From Stone Age to Middle Ages
Sunday, August 10, 2003
LEJRE, Denmark -- It wasn't quite haute couture and the models weren't exactly Givenchy. But the clothes were chic, or at least fashionable in their time -- thousands of years ago.
Models in hides, wool and coarse linen strutted the Viking catwalk Saturday, showing off the "latest" in prehistoric and medieval fashion at an outdoor museum near this small town, 25 miles west of the capital, Copenhagen.
The designs of ancient Scandinavia were recreated from pieces of fabric excavated from archaeological sites. One model, 20-year-old Galit Peleg, wore a tight woolen blouse and skirt of strings from the Bronze Age, some 3,000 years ago, probably used only on ceremonial occasions.
"It's very tight-fitting and warm, and not very practical," she said. "But the skirt makes you want to dance."
For more than 40 years, the cultural center near Lejre has provided tourists the possibility of experiencing the Iron Age by demonstrating how people lived thousands of years ago.
The 23 models displayed clothes ranging from the Stone Age, some 6,000 years ago, through the Iron Age, 2,000 years ago, to the Viking era. The latest fashion was from the Middle Ages.
Ancient Scandinavian music accompanied the show, played by a three-woman band on string instruments and drums.
"Most people think the ancient times were gray and dull," said organizer Anne Batzer. "In reality, folks back then did a lot of decoration on their clothes, and used bright colors like yellow, lime and red."

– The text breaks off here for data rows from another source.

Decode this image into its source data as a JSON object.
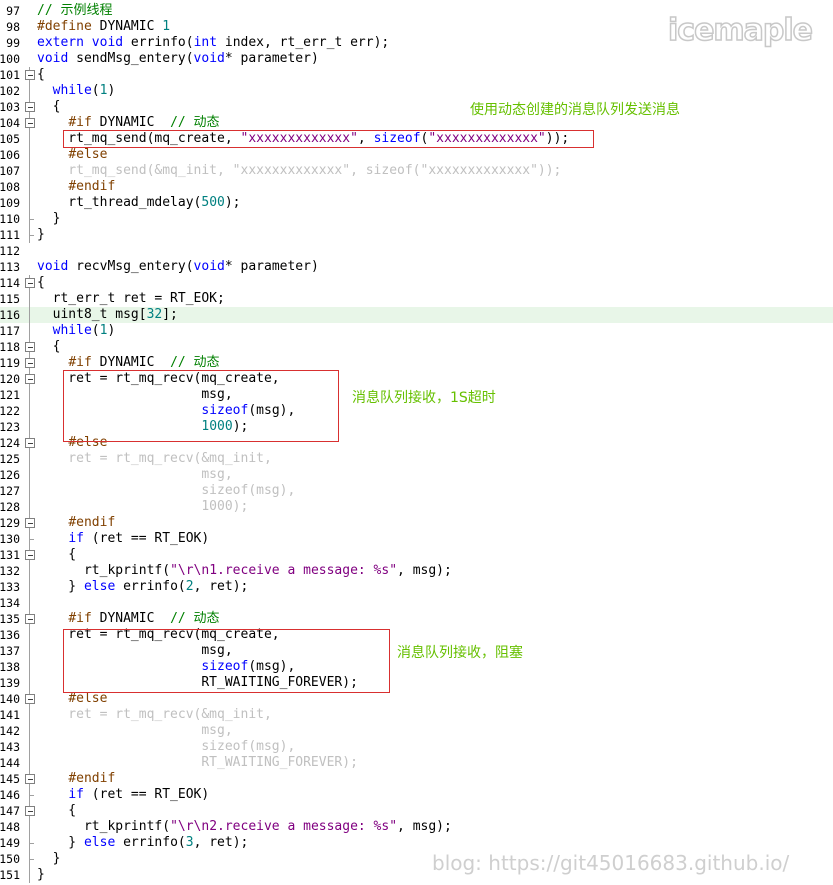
{
  "watermark": {
    "logo_text": "icemaple",
    "blog": "blog: https://git45016683.github.io/"
  },
  "annotations": {
    "send": "使用动态创建的消息队列发送消息",
    "recv_timeout": "消息队列接收，1S超时",
    "recv_block": "消息队列接收，阻塞"
  },
  "colors": {
    "keyword": "#0000ff",
    "preprocessor": "#804000",
    "string": "#800080",
    "number": "#008080",
    "comment": "#008000",
    "inactive": "#c0c0c0",
    "annotation": "#66c000",
    "highlight_box": "#d83030",
    "current_line": "#e8f6e8"
  },
  "current_line": "116",
  "lines": [
    {
      "num": "97",
      "tokens": [
        [
          "cm",
          "// 示例线程"
        ]
      ]
    },
    {
      "num": "98",
      "tokens": [
        [
          "pp",
          "#define"
        ],
        [
          "",
          " DYNAMIC "
        ],
        [
          "num",
          "1"
        ]
      ]
    },
    {
      "num": "99",
      "tokens": [
        [
          "kw",
          "extern"
        ],
        [
          "",
          " "
        ],
        [
          "kw",
          "void"
        ],
        [
          "",
          " errinfo("
        ],
        [
          "kw",
          "int"
        ],
        [
          "",
          " index, rt_err_t err);"
        ]
      ]
    },
    {
      "num": "100",
      "tokens": [
        [
          "kw",
          "void"
        ],
        [
          "",
          " sendMsg_entery("
        ],
        [
          "kw",
          "void"
        ],
        [
          "",
          "* parameter)"
        ]
      ]
    },
    {
      "num": "101",
      "tokens": [
        [
          "",
          "{"
        ]
      ]
    },
    {
      "num": "102",
      "tokens": [
        [
          "",
          "  "
        ],
        [
          "kw",
          "while"
        ],
        [
          "",
          "("
        ],
        [
          "num",
          "1"
        ],
        [
          "",
          ")"
        ]
      ]
    },
    {
      "num": "103",
      "tokens": [
        [
          "",
          "  {"
        ]
      ]
    },
    {
      "num": "104",
      "tokens": [
        [
          "",
          "    "
        ],
        [
          "pp",
          "#if"
        ],
        [
          "",
          " DYNAMIC  "
        ],
        [
          "cm",
          "// 动态"
        ]
      ]
    },
    {
      "num": "105",
      "tokens": [
        [
          "",
          "    rt_mq_send(mq_create, "
        ],
        [
          "str",
          "\"xxxxxxxxxxxxx\""
        ],
        [
          "",
          ", "
        ],
        [
          "kw",
          "sizeof"
        ],
        [
          "",
          "("
        ],
        [
          "str",
          "\"xxxxxxxxxxxxx\""
        ],
        [
          "",
          "));"
        ]
      ]
    },
    {
      "num": "106",
      "tokens": [
        [
          "",
          "    "
        ],
        [
          "pp",
          "#else"
        ]
      ]
    },
    {
      "num": "107",
      "tokens": [
        [
          "dim",
          "    rt_mq_send(&mq_init, \"xxxxxxxxxxxxx\", sizeof(\"xxxxxxxxxxxxx\"));"
        ]
      ]
    },
    {
      "num": "108",
      "tokens": [
        [
          "",
          "    "
        ],
        [
          "pp",
          "#endif"
        ]
      ]
    },
    {
      "num": "109",
      "tokens": [
        [
          "",
          "    rt_thread_mdelay("
        ],
        [
          "num",
          "500"
        ],
        [
          "",
          ");"
        ]
      ]
    },
    {
      "num": "110",
      "tokens": [
        [
          "",
          "  }"
        ]
      ]
    },
    {
      "num": "111",
      "tokens": [
        [
          "",
          "}"
        ]
      ]
    },
    {
      "num": "112",
      "tokens": []
    },
    {
      "num": "113",
      "tokens": [
        [
          "kw",
          "void"
        ],
        [
          "",
          " recvMsg_entery("
        ],
        [
          "kw",
          "void"
        ],
        [
          "",
          "* parameter)"
        ]
      ]
    },
    {
      "num": "114",
      "tokens": [
        [
          "",
          "{"
        ]
      ]
    },
    {
      "num": "115",
      "tokens": [
        [
          "",
          "  rt_err_t ret = RT_EOK;"
        ]
      ]
    },
    {
      "num": "116",
      "tokens": [
        [
          "",
          "  uint8_t msg["
        ],
        [
          "num",
          "32"
        ],
        [
          "",
          "];"
        ]
      ]
    },
    {
      "num": "117",
      "tokens": [
        [
          "",
          "  "
        ],
        [
          "kw",
          "while"
        ],
        [
          "",
          "("
        ],
        [
          "num",
          "1"
        ],
        [
          "",
          ")"
        ]
      ]
    },
    {
      "num": "118",
      "tokens": [
        [
          "",
          "  {"
        ]
      ]
    },
    {
      "num": "119",
      "tokens": [
        [
          "",
          "    "
        ],
        [
          "pp",
          "#if"
        ],
        [
          "",
          " DYNAMIC  "
        ],
        [
          "cm",
          "// 动态"
        ]
      ]
    },
    {
      "num": "120",
      "tokens": [
        [
          "",
          "    ret = rt_mq_recv(mq_create,"
        ]
      ]
    },
    {
      "num": "121",
      "tokens": [
        [
          "",
          "                     msg,"
        ]
      ]
    },
    {
      "num": "122",
      "tokens": [
        [
          "",
          "                     "
        ],
        [
          "kw",
          "sizeof"
        ],
        [
          "",
          "(msg),"
        ]
      ]
    },
    {
      "num": "123",
      "tokens": [
        [
          "",
          "                     "
        ],
        [
          "num",
          "1000"
        ],
        [
          "",
          ");"
        ]
      ]
    },
    {
      "num": "124",
      "tokens": [
        [
          "",
          "    "
        ],
        [
          "pp",
          "#else"
        ]
      ]
    },
    {
      "num": "125",
      "tokens": [
        [
          "dim",
          "    ret = rt_mq_recv(&mq_init,"
        ]
      ]
    },
    {
      "num": "126",
      "tokens": [
        [
          "dim",
          "                     msg,"
        ]
      ]
    },
    {
      "num": "127",
      "tokens": [
        [
          "dim",
          "                     sizeof(msg),"
        ]
      ]
    },
    {
      "num": "128",
      "tokens": [
        [
          "dim",
          "                     1000);"
        ]
      ]
    },
    {
      "num": "129",
      "tokens": [
        [
          "",
          "    "
        ],
        [
          "pp",
          "#endif"
        ]
      ]
    },
    {
      "num": "130",
      "tokens": [
        [
          "",
          "    "
        ],
        [
          "kw",
          "if"
        ],
        [
          "",
          " (ret == RT_EOK)"
        ]
      ]
    },
    {
      "num": "131",
      "tokens": [
        [
          "",
          "    {"
        ]
      ]
    },
    {
      "num": "132",
      "tokens": [
        [
          "",
          "      rt_kprintf("
        ],
        [
          "str",
          "\"\\r\\n1.receive a message: %s\""
        ],
        [
          "",
          ", msg);"
        ]
      ]
    },
    {
      "num": "133",
      "tokens": [
        [
          "",
          "    } "
        ],
        [
          "kw",
          "else"
        ],
        [
          "",
          " errinfo("
        ],
        [
          "num",
          "2"
        ],
        [
          "",
          ", ret);"
        ]
      ]
    },
    {
      "num": "134",
      "tokens": []
    },
    {
      "num": "135",
      "tokens": [
        [
          "",
          "    "
        ],
        [
          "pp",
          "#if"
        ],
        [
          "",
          " DYNAMIC  "
        ],
        [
          "cm",
          "// 动态"
        ]
      ]
    },
    {
      "num": "136",
      "tokens": [
        [
          "",
          "    ret = rt_mq_recv(mq_create,"
        ]
      ]
    },
    {
      "num": "137",
      "tokens": [
        [
          "",
          "                     msg,"
        ]
      ]
    },
    {
      "num": "138",
      "tokens": [
        [
          "",
          "                     "
        ],
        [
          "kw",
          "sizeof"
        ],
        [
          "",
          "(msg),"
        ]
      ]
    },
    {
      "num": "139",
      "tokens": [
        [
          "",
          "                     RT_WAITING_FOREVER);"
        ]
      ]
    },
    {
      "num": "140",
      "tokens": [
        [
          "",
          "    "
        ],
        [
          "pp",
          "#else"
        ]
      ]
    },
    {
      "num": "141",
      "tokens": [
        [
          "dim",
          "    ret = rt_mq_recv(&mq_init,"
        ]
      ]
    },
    {
      "num": "142",
      "tokens": [
        [
          "dim",
          "                     msg,"
        ]
      ]
    },
    {
      "num": "143",
      "tokens": [
        [
          "dim",
          "                     sizeof(msg),"
        ]
      ]
    },
    {
      "num": "144",
      "tokens": [
        [
          "dim",
          "                     RT_WAITING_FOREVER);"
        ]
      ]
    },
    {
      "num": "145",
      "tokens": [
        [
          "",
          "    "
        ],
        [
          "pp",
          "#endif"
        ]
      ]
    },
    {
      "num": "146",
      "tokens": [
        [
          "",
          "    "
        ],
        [
          "kw",
          "if"
        ],
        [
          "",
          " (ret == RT_EOK)"
        ]
      ]
    },
    {
      "num": "147",
      "tokens": [
        [
          "",
          "    {"
        ]
      ]
    },
    {
      "num": "148",
      "tokens": [
        [
          "",
          "      rt_kprintf("
        ],
        [
          "str",
          "\"\\r\\n2.receive a message: %s\""
        ],
        [
          "",
          ", msg);"
        ]
      ]
    },
    {
      "num": "149",
      "tokens": [
        [
          "",
          "    } "
        ],
        [
          "kw",
          "else"
        ],
        [
          "",
          " errinfo("
        ],
        [
          "num",
          "3"
        ],
        [
          "",
          ", ret);"
        ]
      ]
    },
    {
      "num": "150",
      "tokens": [
        [
          "",
          "  }"
        ]
      ]
    },
    {
      "num": "151",
      "tokens": [
        [
          "",
          "}"
        ]
      ]
    }
  ]
}
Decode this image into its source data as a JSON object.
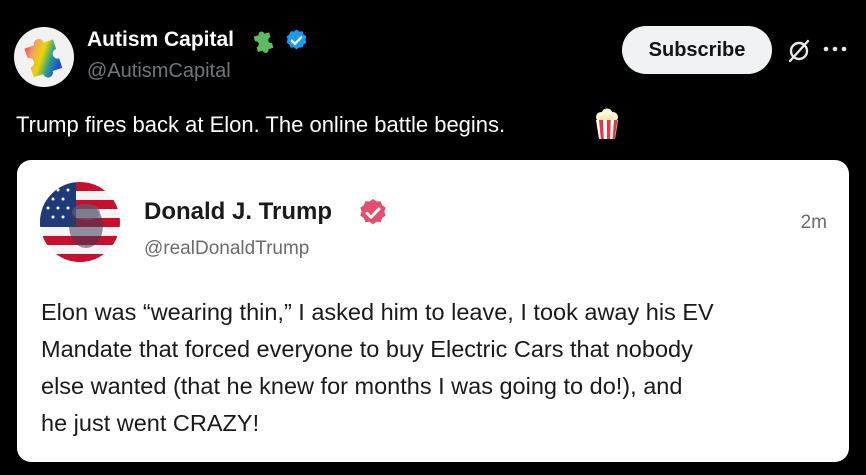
{
  "post": {
    "author_name": "Autism Capital",
    "author_handle": "@AutismCapital",
    "badges": [
      "puzzle-piece-icon",
      "verified-icon"
    ],
    "subscribe_label": "Subscribe",
    "text": "Trump fires back at Elon. The online battle begins.",
    "emoji": "popcorn-icon"
  },
  "quoted": {
    "author_name": "Donald J. Trump",
    "author_handle": "@realDonaldTrump",
    "time": "2m",
    "body_lines": [
      "Elon was “wearing thin,” I asked him to leave, I took away his EV",
      "Mandate that forced everyone to buy Electric Cars that nobody",
      "else wanted (that he knew for months I was going to do!), and",
      "he just went CRAZY!"
    ]
  },
  "colors": {
    "background": "#000000",
    "verified_blue": "#1d9bf0",
    "truth_badge_red": "#e34d6e",
    "subscribe_bg": "#eff3f4",
    "handle_gray": "#71767b",
    "puzzle_green": "#5dbb63"
  }
}
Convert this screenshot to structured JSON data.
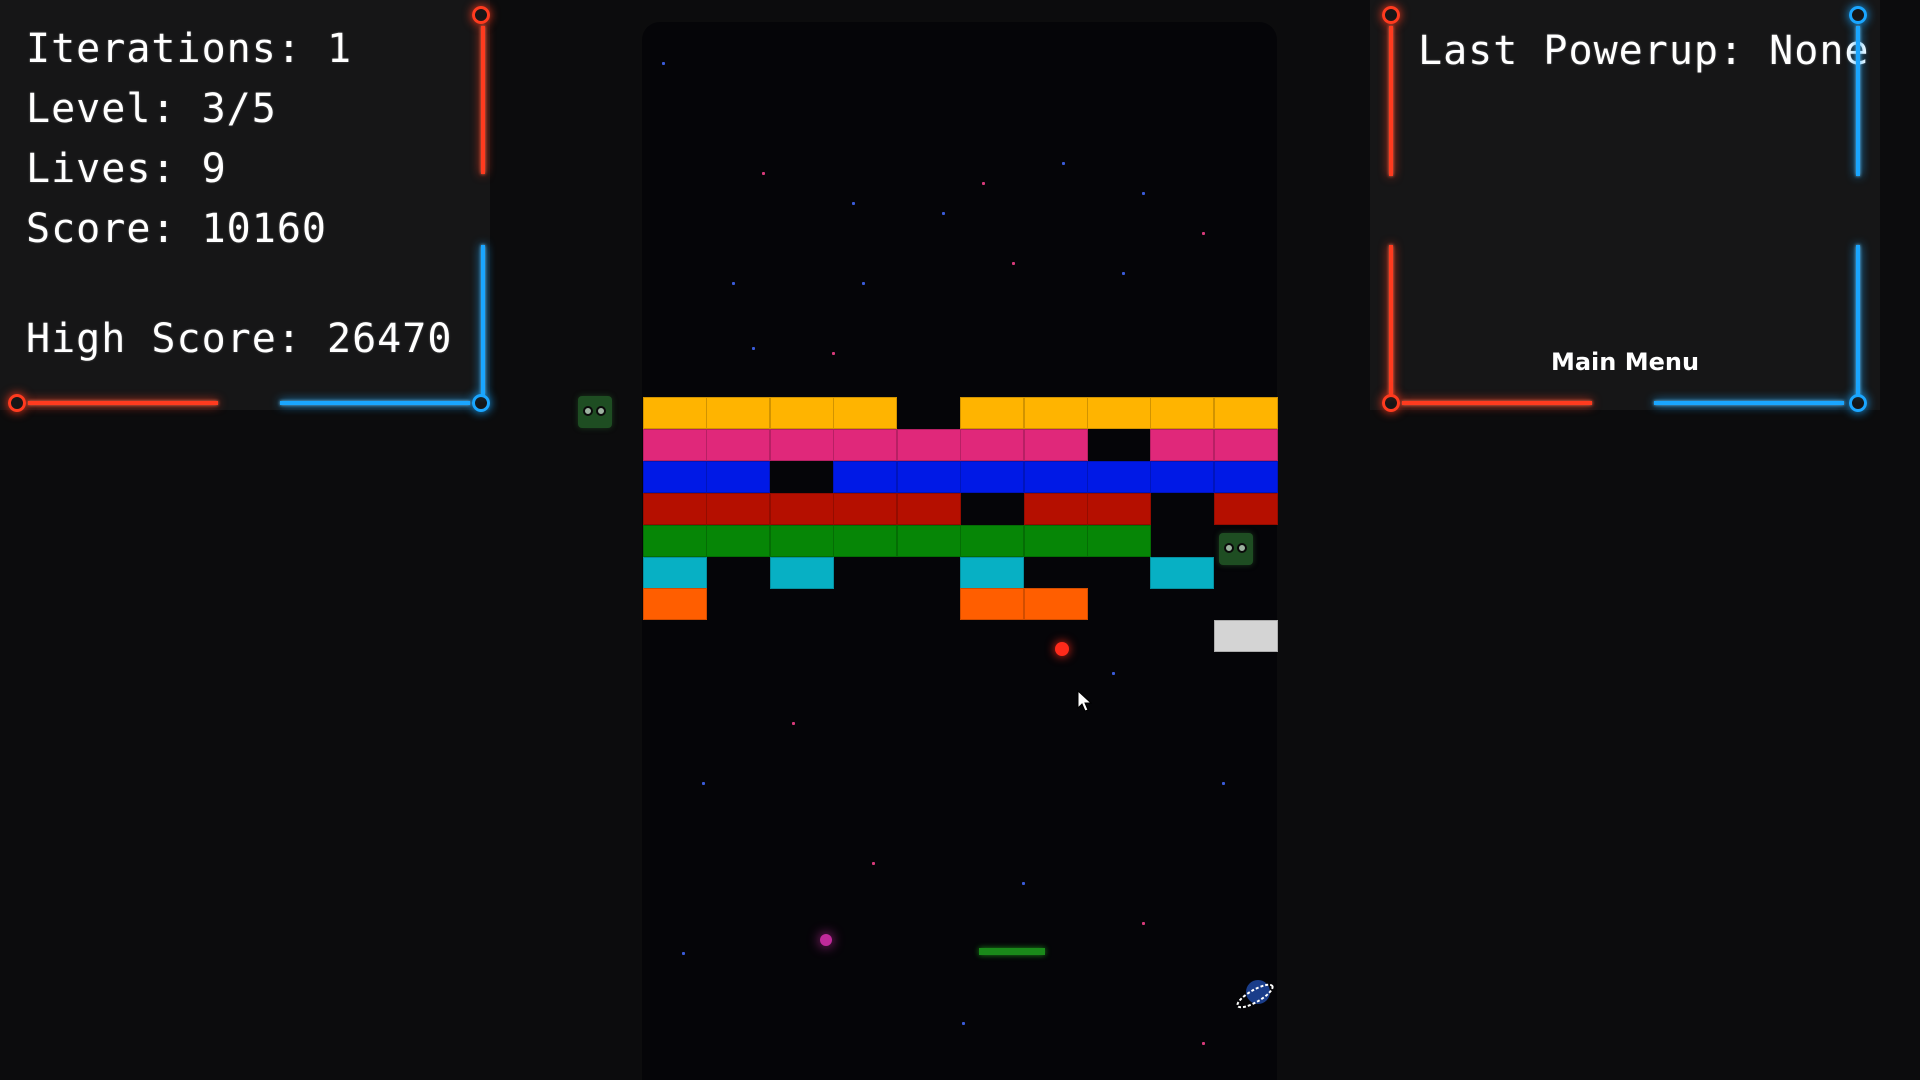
{
  "hud": {
    "iterations": "Iterations: 1",
    "level": "Level: 3/5",
    "lives": "Lives: 9",
    "score": "Score: 10160",
    "high_score": "High Score: 26470",
    "last_powerup": "Last Powerup: None",
    "main_menu": "Main Menu"
  },
  "colors": {
    "yellow": "#ffb400",
    "pink": "#e0287a",
    "blue": "#0019e6",
    "red": "#b50f00",
    "green": "#068606",
    "cyan": "#07b0c4",
    "orange": "#ff5e00",
    "white": "#d4d4d4",
    "frame_red": "#ff3b1f",
    "frame_blue": "#1aa6ff"
  },
  "icons": [
    "enemy-creature-icon",
    "ball-icon",
    "paddle-icon",
    "planet-icon",
    "cursor-icon"
  ]
}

"Back then, too, clothes were a key way to display status," said Batzer, who describes herself as an archaeological textile technologist.
In the Bronze Age, women coveted a tight-fitting woolen shirt with a cinched waist. In the Iron Age, fashion changed to a more loose fit, with flowing, pleated garments. The Viking era brought back tight, sexy fits, Batzer said.
Lisbet Kristensen, a 50-year-old model, said her gray, woolen Iron Age dress was comfortable and "only a little bit itchy."